==== DATA PROVIDED ====
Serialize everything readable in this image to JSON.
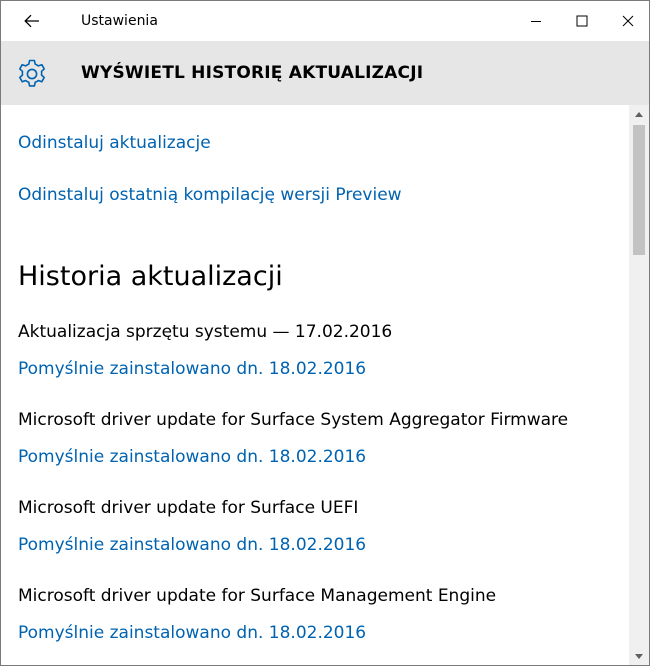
{
  "window": {
    "title": "Ustawienia"
  },
  "header": {
    "title": "WYŚWIETL HISTORIĘ AKTUALIZACJI"
  },
  "links": {
    "uninstall_updates": "Odinstaluj aktualizacje",
    "uninstall_preview": "Odinstaluj ostatnią kompilację wersji Preview"
  },
  "history": {
    "title": "Historia aktualizacji",
    "items": [
      {
        "name": "Aktualizacja sprzętu systemu — 17.02.2016",
        "status": "Pomyślnie zainstalowano dn. 18.02.2016"
      },
      {
        "name": "Microsoft driver update for Surface System Aggregator Firmware",
        "status": "Pomyślnie zainstalowano dn. 18.02.2016"
      },
      {
        "name": "Microsoft driver update for Surface UEFI",
        "status": "Pomyślnie zainstalowano dn. 18.02.2016"
      },
      {
        "name": "Microsoft driver update for Surface Management Engine",
        "status": "Pomyślnie zainstalowano dn. 18.02.2016"
      }
    ]
  },
  "icons": {
    "back": "back-arrow-icon",
    "gear": "gear-icon",
    "minimize": "minimize-icon",
    "maximize": "maximize-icon",
    "close": "close-icon"
  },
  "colors": {
    "accent_link": "#0063b1",
    "header_bg": "#e6e6e6",
    "text": "#000000"
  }
}
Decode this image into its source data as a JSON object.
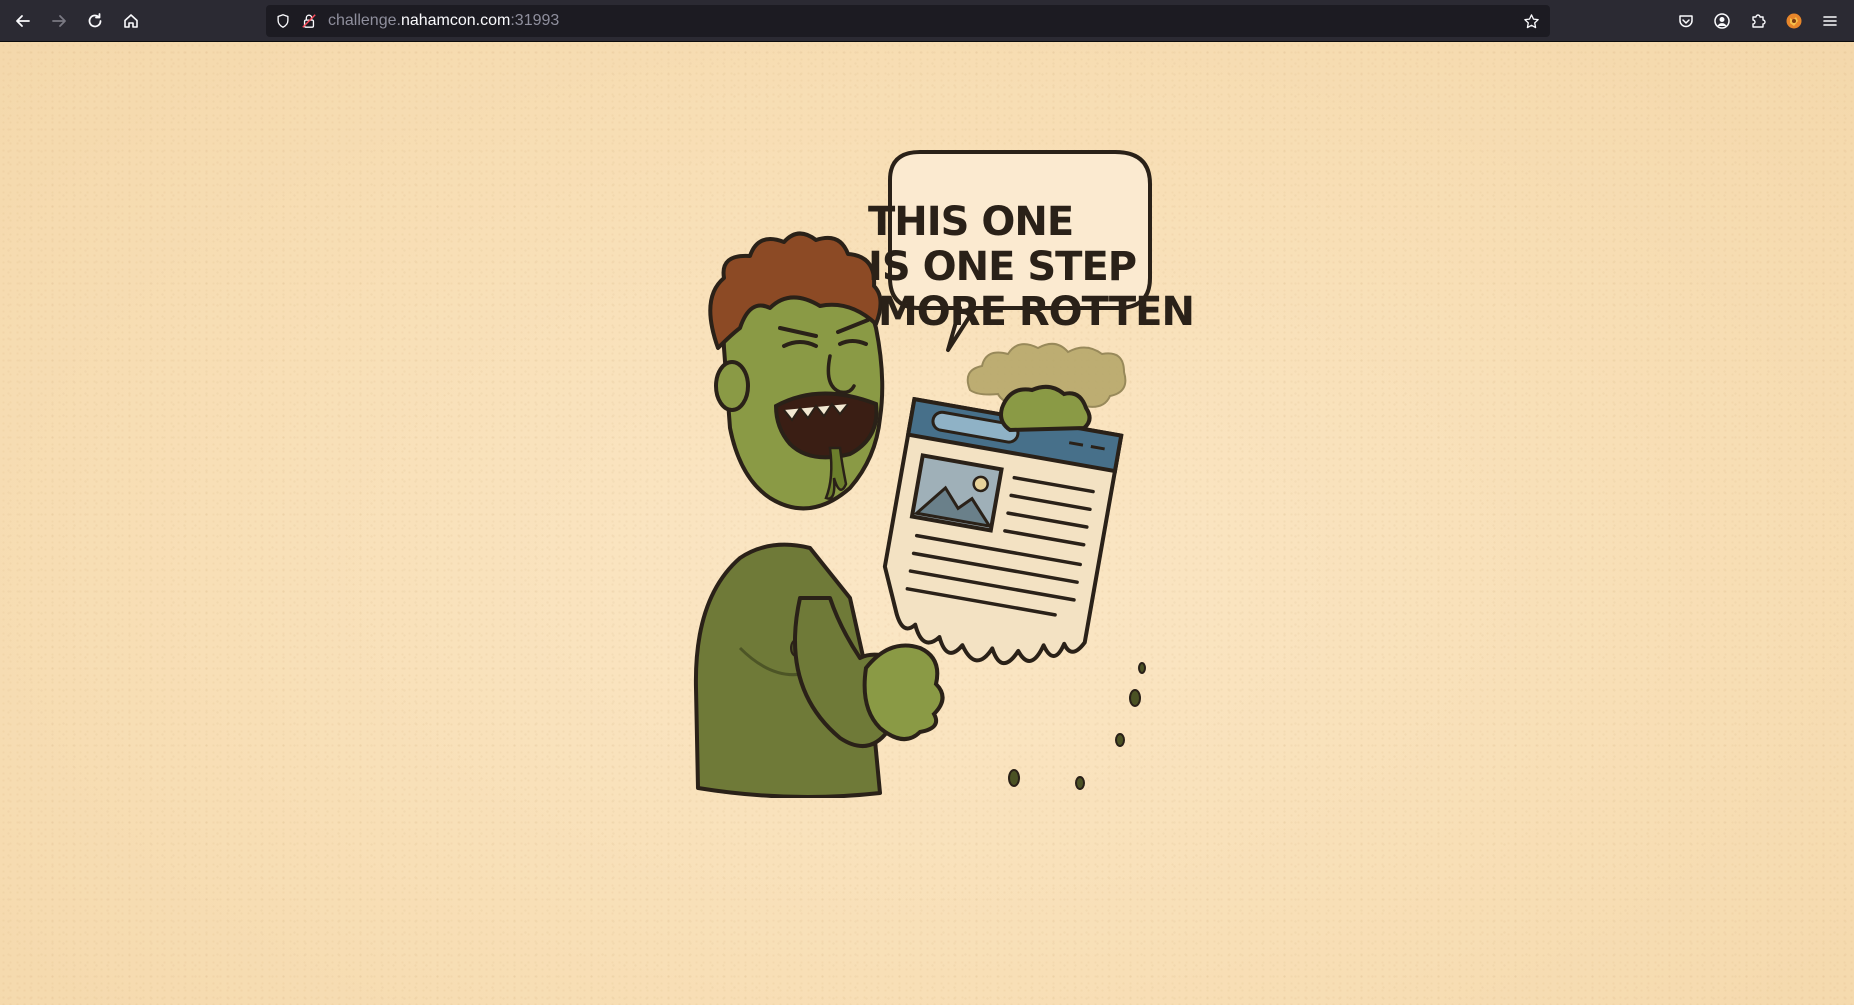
{
  "browser": {
    "url_scheme_host_prefix": "challenge.",
    "url_host": "nahamcon.com",
    "url_port": ":31993"
  },
  "page": {
    "speech_bubble": {
      "line1": "THIS ONE",
      "line2": "IS ONE STEP",
      "line3": "MORE ROTTEN"
    }
  }
}
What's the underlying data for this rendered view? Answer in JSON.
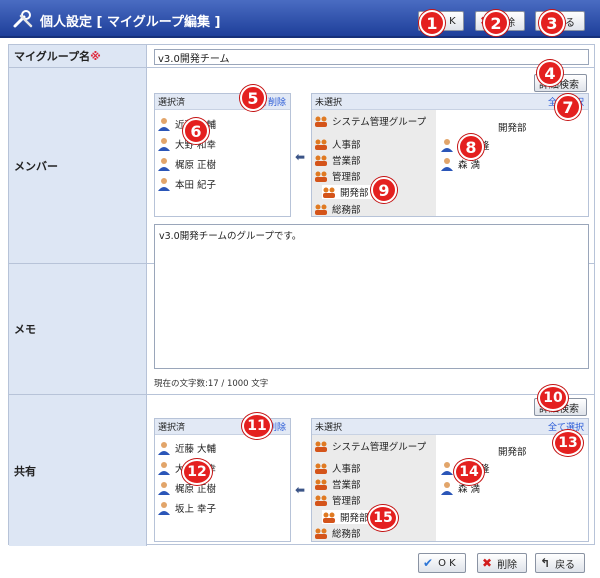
{
  "header": {
    "title": "個人設定 [ マイグループ編集 ]",
    "ok_label": "O K",
    "delete_label": "削除",
    "back_label": "戻る"
  },
  "form": {
    "group_name": {
      "label": "マイグループ名",
      "required_mark": "※",
      "value": "v3.0開発チーム"
    },
    "members": {
      "label": "メンバー",
      "detail_search_label": "詳細検索",
      "selected": {
        "header": "選択済",
        "delete_all": "全て削除",
        "people": [
          "近藤 大輔",
          "大野 和幸",
          "梶原 正樹",
          "本田 紀子"
        ]
      },
      "unselected": {
        "header": "未選択",
        "select_all": "全て選択",
        "groups": [
          "システム管理グループ",
          "人事部",
          "営業部",
          "管理部"
        ],
        "sub_group": "開発部",
        "last_group": "総務部",
        "right_heading": "開発部",
        "people": [
          "高橋 隆",
          "森 満"
        ]
      }
    },
    "memo": {
      "label": "メモ",
      "value": "v3.0開発チームのグループです。",
      "counter": "現在の文字数:17 / 1000 文字"
    },
    "share": {
      "label": "共有",
      "detail_search_label": "詳細検索",
      "selected": {
        "header": "選択済",
        "delete_all": "全て削除",
        "people": [
          "近藤 大輔",
          "大野 和幸",
          "梶原 正樹",
          "坂上 幸子"
        ]
      },
      "unselected": {
        "header": "未選択",
        "select_all": "全て選択",
        "groups": [
          "システム管理グループ",
          "人事部",
          "営業部",
          "管理部"
        ],
        "sub_group": "開発部",
        "last_group": "総務部",
        "right_heading": "開発部",
        "people": [
          "高橋 隆",
          "森 満"
        ]
      }
    }
  },
  "footer": {
    "ok_label": "O K",
    "delete_label": "削除",
    "back_label": "戻る"
  },
  "callouts": [
    "1",
    "2",
    "3",
    "4",
    "5",
    "6",
    "7",
    "8",
    "9",
    "10",
    "11",
    "12",
    "13",
    "14",
    "15"
  ],
  "colors": {
    "header_bg": "#2b4fae",
    "label_bg": "#dde6f4",
    "badge": "#e4201f",
    "link": "#2a5bd7"
  }
}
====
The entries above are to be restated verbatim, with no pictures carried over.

Serialize everything readable in this image to JSON.
{
  "window": {
    "title": "Ustawienia"
  },
  "header": {
    "title": "WYŚWIETL HISTORIĘ AKTUALIZACJI"
  },
  "links": {
    "uninstall_updates": "Odinstaluj aktualizacje",
    "uninstall_preview": "Odinstaluj ostatnią kompilację wersji Preview"
  },
  "history": {
    "title": "Historia aktualizacji",
    "items": [
      {
        "name": "Aktualizacja sprzętu systemu — 17.02.2016",
        "status": "Pomyślnie zainstalowano dn. 18.02.2016"
      },
      {
        "name": "Microsoft driver update for Surface System Aggregator Firmware",
        "status": "Pomyślnie zainstalowano dn. 18.02.2016"
      },
      {
        "name": "Microsoft driver update for Surface UEFI",
        "status": "Pomyślnie zainstalowano dn. 18.02.2016"
      },
      {
        "name": "Microsoft driver update for Surface Management Engine",
        "status": "Pomyślnie zainstalowano dn. 18.02.2016"
      }
    ]
  },
  "icons": {
    "back": "back-arrow-icon",
    "gear": "gear-icon",
    "minimize": "minimize-icon",
    "maximize": "maximize-icon",
    "close": "close-icon"
  },
  "colors": {
    "accent_link": "#0063b1",
    "header_bg": "#e6e6e6",
    "text": "#000000"
  }
}
Decode this image into its source data as a JSON object.
{
  "browser": {
    "url_scheme_host_prefix": "challenge.",
    "url_host": "nahamcon.com",
    "url_port": ":31993"
  },
  "page": {
    "speech_bubble": {
      "line1": "THIS ONE",
      "line2": "IS ONE STEP",
      "line3": "MORE ROTTEN"
    }
  }
}
What's the underlying data for this rendered view? Answer in JSON.
{
  "header": {
    "title": "個人設定 [ マイグループ編集 ]",
    "ok_label": "O K",
    "delete_label": "削除",
    "back_label": "戻る"
  },
  "form": {
    "group_name": {
      "label": "マイグループ名",
      "required_mark": "※",
      "value": "v3.0開発チーム"
    },
    "members": {
      "label": "メンバー",
      "detail_search_label": "詳細検索",
      "selected": {
        "header": "選択済",
        "delete_all": "全て削除",
        "people": [
          "近藤 大輔",
          "大野 和幸",
          "梶原 正樹",
          "本田 紀子"
        ]
      },
      "unselected": {
        "header": "未選択",
        "select_all": "全て選択",
        "groups": [
          "システム管理グループ",
          "人事部",
          "営業部",
          "管理部"
        ],
        "sub_group": "開発部",
        "last_group": "総務部",
        "right_heading": "開発部",
        "people": [
          "高橋 隆",
          "森 満"
        ]
      }
    },
    "memo": {
      "label": "メモ",
      "value": "v3.0開発チームのグループです。",
      "counter": "現在の文字数:17 / 1000 文字"
    },
    "share": {
      "label": "共有",
      "detail_search_label": "詳細検索",
      "selected": {
        "header": "選択済",
        "delete_all": "全て削除",
        "people": [
          "近藤 大輔",
          "大野 和幸",
          "梶原 正樹",
          "坂上 幸子"
        ]
      },
      "unselected": {
        "header": "未選択",
        "select_all": "全て選択",
        "groups": [
          "システム管理グループ",
          "人事部",
          "営業部",
          "管理部"
        ],
        "sub_group": "開発部",
        "last_group": "総務部",
        "right_heading": "開発部",
        "people": [
          "高橋 隆",
          "森 満"
        ]
      }
    }
  },
  "footer": {
    "ok_label": "O K",
    "delete_label": "削除",
    "back_label": "戻る"
  },
  "callouts": [
    "1",
    "2",
    "3",
    "4",
    "5",
    "6",
    "7",
    "8",
    "9",
    "10",
    "11",
    "12",
    "13",
    "14",
    "15"
  ],
  "colors": {
    "header_bg": "#2b4fae",
    "label_bg": "#dde6f4",
    "badge": "#e4201f",
    "link": "#2a5bd7"
  }
}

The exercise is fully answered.